I believe I've written here earlier about the public radio program The Story. In fact I know I have. It's the best radio show, currently running, of which I know. In each show, host Dick Gordon takes apart one story told by a person or group of people about their lives, in intimate detail. Gordon is, far and away, the best interviewer working in public radio, but he'll always be small time because he avoids the soundbite programming which characterizes even public radio today.
Today's show particularly moved me. It's the story of Alvin and Omelia Garner, the first interracial (and by interracial, I mean black and white) couple to be legally married in Orange County North Carolina, forty years ago today. Still together, Alvin and Omelia talk about the terrible challenges they faced even in one of the most progressive counties in the South (Orange County is Chapel Hill and its even more progressive cousin Carrboro, the Paris of the Piedmont), the divisions their marriage caused in their families, standing together against social prejudice, raising their children, and slow progress in the area toward a life which is more accepted but still isn't deemed normal. All of this is in a place that's about as left-wing as Berkeley in most other respects.
I can't transcribe a sixty minute radio show, but you can listen to it at the link above, and if you enjoy a good radio interview you should.
Some time ago Ken posted quite movingly about the seminal Supreme Court case Loving v. Virginia, one of the Court's greatest decisions, which struck down "miscegenation" laws of the sort that would have wound the Garners in prison at worst or invalidated their marriage at best.
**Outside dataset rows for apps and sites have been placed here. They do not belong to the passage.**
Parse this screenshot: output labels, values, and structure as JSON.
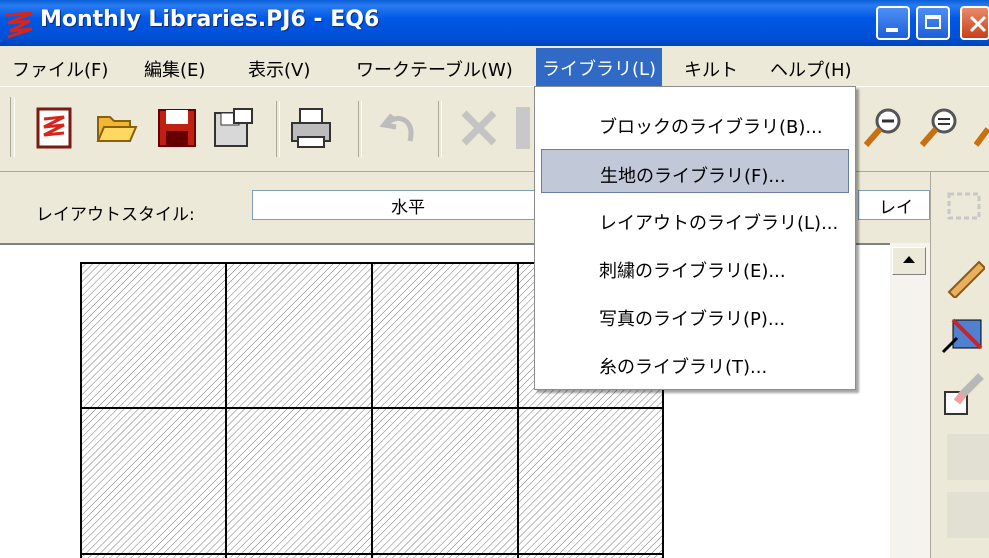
{
  "window": {
    "title": "Monthly Libraries.PJ6 - EQ6"
  },
  "menubar": {
    "items": [
      {
        "label": "ファイル(F)"
      },
      {
        "label": "編集(E)"
      },
      {
        "label": "表示(V)"
      },
      {
        "label": "ワークテーブル(W)"
      },
      {
        "label": "ライブラリ(L)"
      },
      {
        "label": "キルト"
      },
      {
        "label": "ヘルプ(H)"
      }
    ],
    "active_index": 4
  },
  "toolbar": {
    "icons": [
      "new-project-icon",
      "open-folder-icon",
      "save-icon",
      "save-as-icon",
      "print-icon",
      "undo-icon",
      "cut-icon",
      "zoom-out-icon",
      "zoom-in-icon"
    ]
  },
  "layout_style": {
    "label": "レイアウトスタイル:",
    "value": "水平",
    "right_value": "レイ"
  },
  "library_menu": {
    "items": [
      {
        "label": "ブロックのライブラリ(B)..."
      },
      {
        "label": "生地のライブラリ(F)..."
      },
      {
        "label": "レイアウトのライブラリ(L)..."
      },
      {
        "label": "刺繍のライブラリ(E)..."
      },
      {
        "label": "写真のライブラリ(P)..."
      },
      {
        "label": "糸のライブラリ(T)..."
      }
    ],
    "highlighted_index": 1
  },
  "colors": {
    "titlebar": "#0058e6",
    "menu_active": "#316ac5",
    "highlight": "#c1c9d9"
  }
}
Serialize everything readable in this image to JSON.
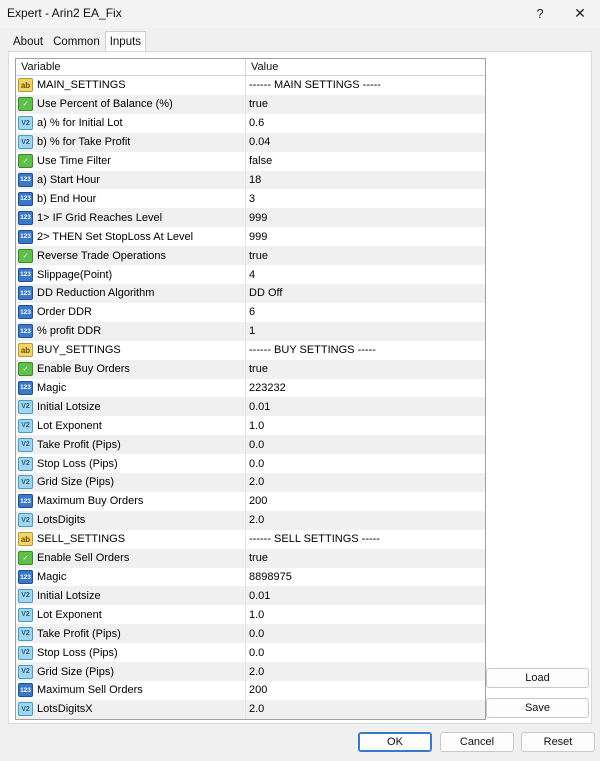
{
  "window": {
    "title": "Expert - Arin2 EA_Fix",
    "help_glyph": "?",
    "close_glyph": "✕"
  },
  "tabs": [
    {
      "label": "About"
    },
    {
      "label": "Common"
    },
    {
      "label": "Inputs"
    }
  ],
  "grid": {
    "headers": {
      "variable": "Variable",
      "value": "Value"
    },
    "rows": [
      {
        "type": "ab",
        "icon_text": "ab",
        "name": "MAIN_SETTINGS",
        "value": "------ MAIN SETTINGS -----"
      },
      {
        "type": "bool",
        "icon_text": "✓",
        "name": "Use Percent of Balance (%)",
        "value": "true"
      },
      {
        "type": "dbl",
        "icon_text": "V2",
        "name": "a) % for Initial Lot",
        "value": "0.6"
      },
      {
        "type": "dbl",
        "icon_text": "V2",
        "name": "b) % for Take Profit",
        "value": "0.04"
      },
      {
        "type": "bool",
        "icon_text": "✓",
        "name": "Use Time Filter",
        "value": "false"
      },
      {
        "type": "int",
        "icon_text": "123",
        "name": "a) Start Hour",
        "value": "18"
      },
      {
        "type": "int",
        "icon_text": "123",
        "name": "b) End Hour",
        "value": "3"
      },
      {
        "type": "int",
        "icon_text": "123",
        "name": "1> IF Grid Reaches Level",
        "value": "999"
      },
      {
        "type": "int",
        "icon_text": "123",
        "name": "2> THEN Set StopLoss At Level",
        "value": "999"
      },
      {
        "type": "bool",
        "icon_text": "✓",
        "name": "Reverse Trade Operations",
        "value": "true"
      },
      {
        "type": "int",
        "icon_text": "123",
        "name": "Slippage(Point)",
        "value": "4"
      },
      {
        "type": "enum",
        "icon_text": "123",
        "name": "DD Reduction Algorithm",
        "value": "DD Off"
      },
      {
        "type": "int",
        "icon_text": "123",
        "name": "Order DDR",
        "value": "6"
      },
      {
        "type": "int",
        "icon_text": "123",
        "name": "% profit DDR",
        "value": "1"
      },
      {
        "type": "ab",
        "icon_text": "ab",
        "name": "BUY_SETTINGS",
        "value": "------ BUY SETTINGS -----"
      },
      {
        "type": "bool",
        "icon_text": "✓",
        "name": "Enable Buy Orders",
        "value": "true"
      },
      {
        "type": "int",
        "icon_text": "123",
        "name": "Magic",
        "value": "223232"
      },
      {
        "type": "dbl",
        "icon_text": "V2",
        "name": "Initial Lotsize",
        "value": "0.01"
      },
      {
        "type": "dbl",
        "icon_text": "V2",
        "name": "Lot Exponent",
        "value": "1.0"
      },
      {
        "type": "dbl",
        "icon_text": "V2",
        "name": "Take Profit (Pips)",
        "value": "0.0"
      },
      {
        "type": "dbl",
        "icon_text": "V2",
        "name": "Stop Loss (Pips)",
        "value": "0.0"
      },
      {
        "type": "dbl",
        "icon_text": "V2",
        "name": "Grid Size (Pips)",
        "value": "2.0"
      },
      {
        "type": "int",
        "icon_text": "123",
        "name": "Maximum Buy Orders",
        "value": "200"
      },
      {
        "type": "dbl",
        "icon_text": "V2",
        "name": "LotsDigits",
        "value": "2.0"
      },
      {
        "type": "ab",
        "icon_text": "ab",
        "name": "SELL_SETTINGS",
        "value": "------ SELL SETTINGS -----"
      },
      {
        "type": "bool",
        "icon_text": "✓",
        "name": "Enable Sell Orders",
        "value": "true"
      },
      {
        "type": "int",
        "icon_text": "123",
        "name": "Magic",
        "value": "8898975"
      },
      {
        "type": "dbl",
        "icon_text": "V2",
        "name": "Initial Lotsize",
        "value": "0.01"
      },
      {
        "type": "dbl",
        "icon_text": "V2",
        "name": "Lot Exponent",
        "value": "1.0"
      },
      {
        "type": "dbl",
        "icon_text": "V2",
        "name": "Take Profit (Pips)",
        "value": "0.0"
      },
      {
        "type": "dbl",
        "icon_text": "V2",
        "name": "Stop Loss (Pips)",
        "value": "0.0"
      },
      {
        "type": "dbl",
        "icon_text": "V2",
        "name": "Grid Size (Pips)",
        "value": "2.0"
      },
      {
        "type": "int",
        "icon_text": "123",
        "name": "Maximum Sell Orders",
        "value": "200"
      },
      {
        "type": "dbl",
        "icon_text": "V2",
        "name": "LotsDigitsX",
        "value": "2.0"
      }
    ]
  },
  "side_buttons": {
    "load": "Load",
    "save": "Save"
  },
  "footer": {
    "ok": "OK",
    "cancel": "Cancel",
    "reset": "Reset"
  }
}
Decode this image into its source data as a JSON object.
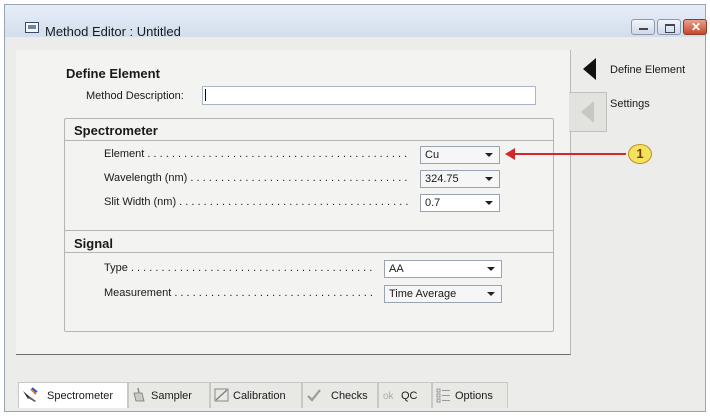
{
  "window": {
    "title": "Method Editor : Untitled"
  },
  "define_element": {
    "title": "Define Element",
    "method_description_label": "Method Description:",
    "method_description_value": ""
  },
  "spectrometer": {
    "title": "Spectrometer",
    "fields": [
      {
        "label": "Element",
        "value": "Cu"
      },
      {
        "label": "Wavelength (nm)",
        "value": "324.75"
      },
      {
        "label": "Slit Width (nm)",
        "value": "0.7"
      }
    ]
  },
  "signal": {
    "title": "Signal",
    "fields": [
      {
        "label": "Type",
        "value": "AA"
      },
      {
        "label": "Measurement",
        "value": "Time Average"
      }
    ]
  },
  "side_tabs": [
    {
      "label": "Define Element",
      "active": true
    },
    {
      "label": "Settings",
      "active": false
    }
  ],
  "annotation": {
    "number": "1",
    "color": "#d3272c"
  },
  "bottom_tabs": [
    {
      "label": "Spectrometer",
      "icon": "spectrometer-icon",
      "active": true
    },
    {
      "label": "Sampler",
      "icon": "sampler-icon",
      "active": false
    },
    {
      "label": "Calibration",
      "icon": "calibration-icon",
      "active": false
    },
    {
      "label": "Checks",
      "icon": "checks-icon",
      "active": false
    },
    {
      "label": "QC",
      "icon": "qc-icon",
      "active": false
    },
    {
      "label": "Options",
      "icon": "options-icon",
      "active": false
    }
  ]
}
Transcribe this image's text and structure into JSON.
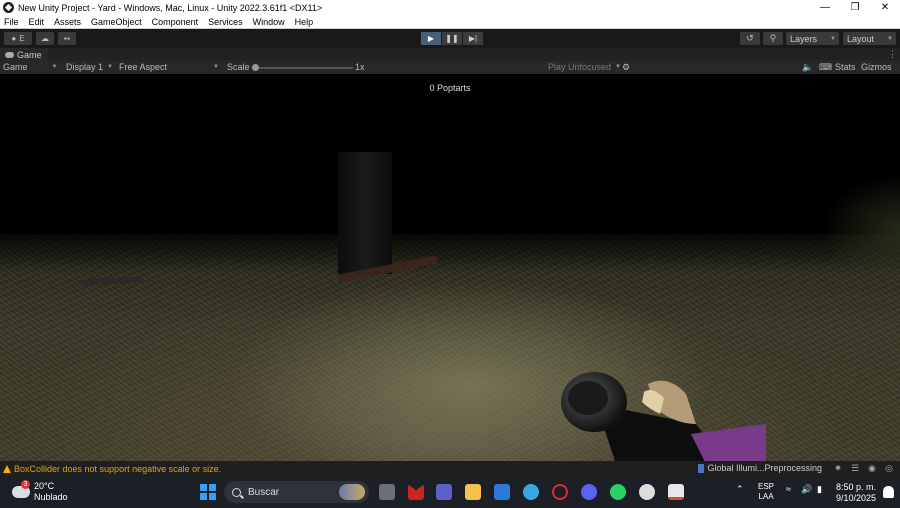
{
  "window": {
    "title": "New Unity Project - Yard - Windows, Mac, Linux - Unity 2022.3.61f1 <DX11>",
    "controls": [
      "minimize-icon",
      "restore-icon",
      "close-icon"
    ]
  },
  "menu": [
    "File",
    "Edit",
    "Assets",
    "GameObject",
    "Component",
    "Services",
    "Window",
    "Help"
  ],
  "toolbar": {
    "account_initial": "E",
    "layers_label": "Layers",
    "layout_label": "Layout"
  },
  "game_tab": {
    "label": "Game",
    "mode_label": "Game",
    "display_label": "Display 1",
    "aspect_label": "Free Aspect",
    "scale_label": "Scale",
    "scale_value": "1x",
    "scale_fraction": 0.0,
    "play_focus_label": "Play Unfocused",
    "stats_label": "Stats",
    "gizmos_label": "Gizmos"
  },
  "viewport": {
    "hud_counter": "0 Poptarts"
  },
  "status": {
    "warning": "BoxCollider does not support negative scale or size.",
    "progress_label": "Global Illumi...Preprocessing"
  },
  "taskbar": {
    "weather_temp": "20°C",
    "weather_desc": "Nublado",
    "weather_badge": "3",
    "search_placeholder": "Buscar",
    "lang_top": "ESP",
    "lang_bottom": "LAA",
    "time": "8:50 p. m.",
    "date": "9/10/2025"
  }
}
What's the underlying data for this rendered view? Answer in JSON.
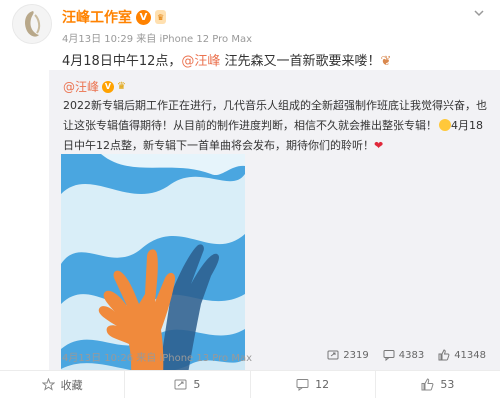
{
  "post": {
    "author": "汪峰工作室",
    "verified_icon": "verified-v-icon",
    "vip_badge": "vip-badge-icon",
    "timestamp": "4月13日 10:29",
    "source": "来自 iPhone 12 Pro Max",
    "text_prefix": "4月18日中午12点，",
    "text_mention": "@汪峰",
    "text_suffix": " 汪先森又一首新歌要来喽！",
    "text_emoji": "❦",
    "more_icon": "chevron-down-icon"
  },
  "repost": {
    "author": "@汪峰",
    "text_part1": "2022新专辑后期工作正在进行，几代音乐人组成的全新超强制作班底让我觉得兴奋，也让这张专辑值得期待！从目前的制作进度判断，相信不久就会推出整张专辑！",
    "text_part2": "4月18日中午12点整，新专辑下一首单曲将会发布，期待你们的聆听！",
    "heart": "❤",
    "image_alt": "hand-sky-artwork",
    "timestamp": "4月13日 10:26",
    "source": "来自 iPhone 13 Pro Max",
    "reposts": "2319",
    "comments": "4383",
    "likes": "41348"
  },
  "actions": {
    "favorite": "收藏",
    "repost": "5",
    "comment": "12",
    "like": "53"
  },
  "colors": {
    "brand_orange": "#ff8200",
    "mention": "#eb7350",
    "sky_blue": "#4aa6e0",
    "hand_orange": "#f08a3c"
  }
}
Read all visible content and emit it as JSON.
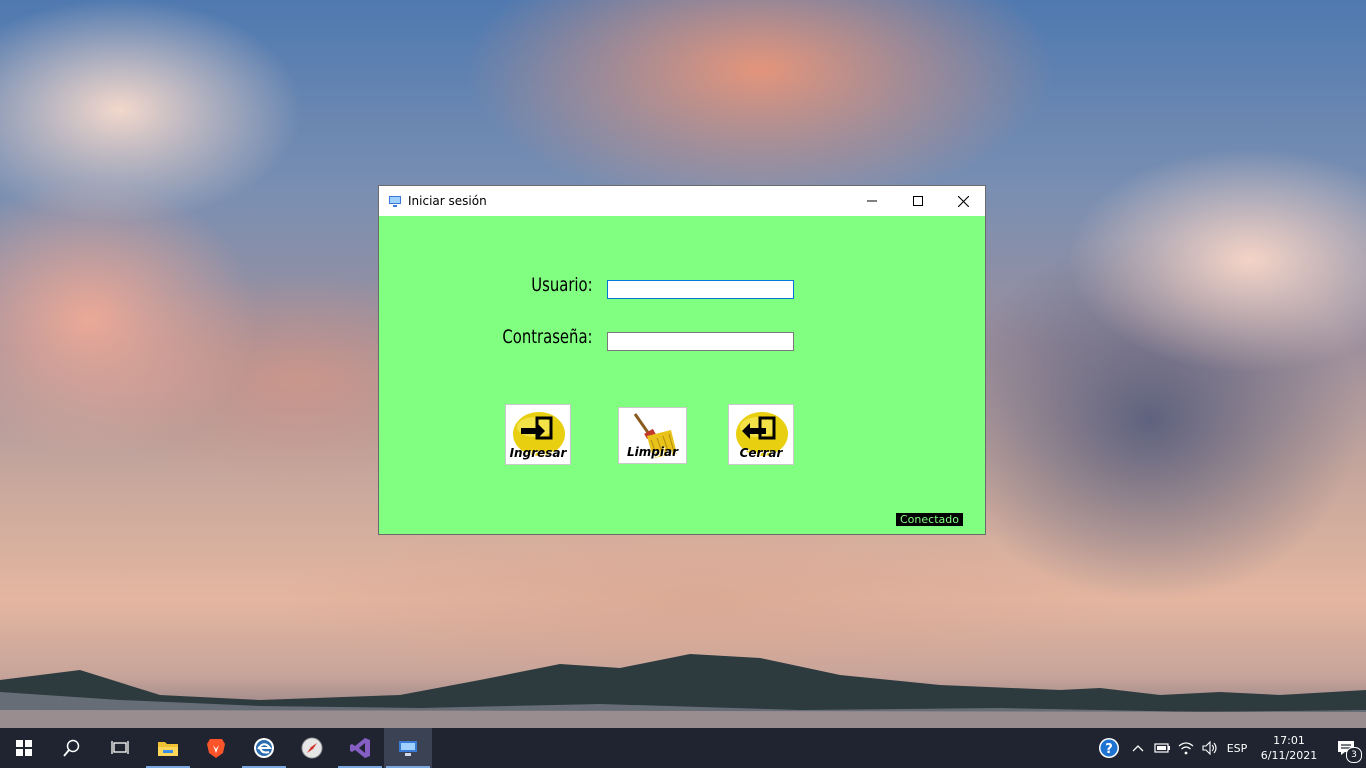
{
  "window": {
    "title": "Iniciar sesión",
    "background": "#80ff80"
  },
  "form": {
    "usuario_label": "Usuario:",
    "usuario_value": "",
    "password_label": "Contraseña:",
    "password_value": ""
  },
  "buttons": {
    "ingresar": "Ingresar",
    "limpiar": "Limpiar",
    "cerrar": "Cerrar"
  },
  "status": {
    "text": "Conectado"
  },
  "taskbar": {
    "apps": [
      "start-icon",
      "search-icon",
      "task-view-icon",
      "file-explorer-icon",
      "brave-browser-icon",
      "edge-icon",
      "compass-icon",
      "visual-studio-icon",
      "login-app-icon"
    ],
    "language": "ESP",
    "time": "17:01",
    "date": "6/11/2021",
    "notification_count": "3"
  }
}
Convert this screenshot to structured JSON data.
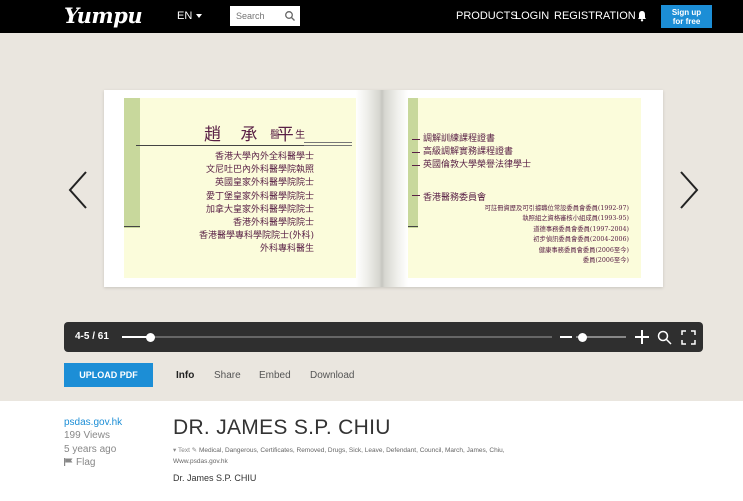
{
  "header": {
    "logo": "Yumpu",
    "language": "EN",
    "search_placeholder": "Search",
    "nav": [
      "PRODUCTS",
      "LOGIN",
      "REGISTRATION"
    ],
    "signup_line1": "Sign up",
    "signup_line2": "for free"
  },
  "book": {
    "name": "趙 承 平",
    "title": "醫 生",
    "credentials": [
      "香港大學內外全科醫學士",
      "文尼吐巴內外科醫學院執照",
      "英國皇家外科醫學院院士",
      "愛丁堡皇家外科醫學院院士",
      "加拿大皇家外科醫學院院士",
      "香港外科醫學院院士",
      "香港醫學專科學院院士(外科)",
      "外科專科醫生"
    ],
    "right_lines": [
      "調解訓練課程證書",
      "高級調解實務課程證書",
      "英國倫敦大學榮譽法律學士"
    ],
    "committee_title": "香港醫務委員會",
    "committee_items": [
      "可註冊資歷及可引據職位常設委員會委員(1992-97)",
      "執照組之資格審核小組成員(1993-95)",
      "道德事務委員會委員(1997-2004)",
      "初步偵訊委員會委員(2004-2006)",
      "健康事務委員會委員(2006至今)",
      "委員(2006至今)"
    ]
  },
  "viewer": {
    "page_indicator": "4-5 / 61",
    "progress": 0.065,
    "zoom_level": 0.05
  },
  "actions": {
    "upload_label": "UPLOAD PDF",
    "tabs": [
      "Info",
      "Share",
      "Embed",
      "Download"
    ]
  },
  "info": {
    "site": "psdas.gov.hk",
    "views": "199 Views",
    "age": "5 years ago",
    "flag": "Flag",
    "title": "DR. JAMES S.P. CHIU",
    "tag_type": "Text",
    "tags": "Medical, Dangerous, Certificates, Removed, Drugs, Sick, Leave, Defendant, Council, March, James, Chiu,",
    "tag_site": "Www.psdas.gov.hk",
    "description": "Dr. James S.P. CHIU"
  },
  "colors": {
    "accent": "#1c8ed6",
    "topbar": "#000000",
    "page_text": "#5a2146",
    "page_bg": "#fbfcdb",
    "strip": "#c8d89c"
  }
}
Mildred Loving isn't around to give radio interviews, but the Garners lived through her experience at the same time, and this is as close as you'll get to her on your radio or computer.